            I guess the only way to be a happy Linux Dork is make stuff up and lie to yourself about how things work.

            Rick
            rick@...
          • Best hardware support is NOT in Linux

            "nstall Windows and not only do you have to go hunting for drivers, but guaranteed that in 2/3 years time you'll have to do it all again,"

            So whats plug and play all about?

            "and perhaps chuck perfectly good hardware away because Microsoft felt it needed more of your money before it got the drivers ready for its "new" O/S."

            Does windows make drivers for hardware or do the hardware manufacturers make drivers for their hardware?
            mrjoctave@...
          • My Experience is Similar

            But not completely the same.

            Yes, there are still major interoperability
            problems with Open Office and Word. Major enough
            to keep Word in business.

            Yes, Linux hardware support is still nowhere
            near as thorough as Windows.

            What is more, many of the Linux
            applications/applets the fanboys keep raving
            about are nowhere near as reliable as their
            Windows counterpart.

            Zero config wirelss, for example, has been
            working well in recent patches of Win95. The
            Linux counterpart, NetworkManager, keeps locking
            up for no good reason, especially after the
            computers comes back from suspend mode.

            But the fanboys will refuse to admit these
            things. It is just the way they are.
            mejohnsn
        • Perfect illustration of why Linux fails

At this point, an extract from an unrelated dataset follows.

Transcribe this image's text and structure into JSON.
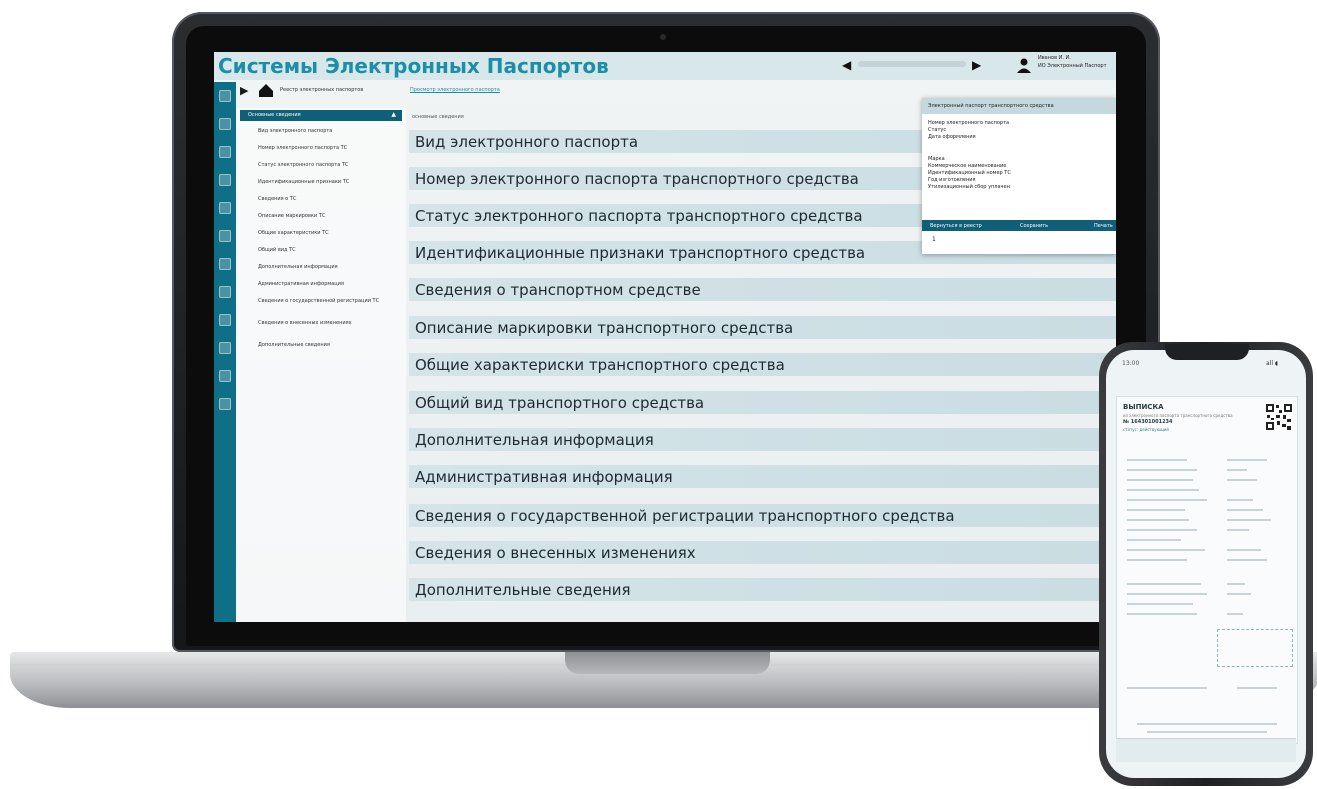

          Users have needs and wants. Linux responds, "Your needs are not my concern. If you can program, you can have that functionality. Otherwise, suck it up and make do."

          That goes REAL far with users.
          ericesque
          • ?????....

            sorry but Linux doesn't "respond", period. It's the software companies with all the money that do all the talking, not the OS.
            Dave32265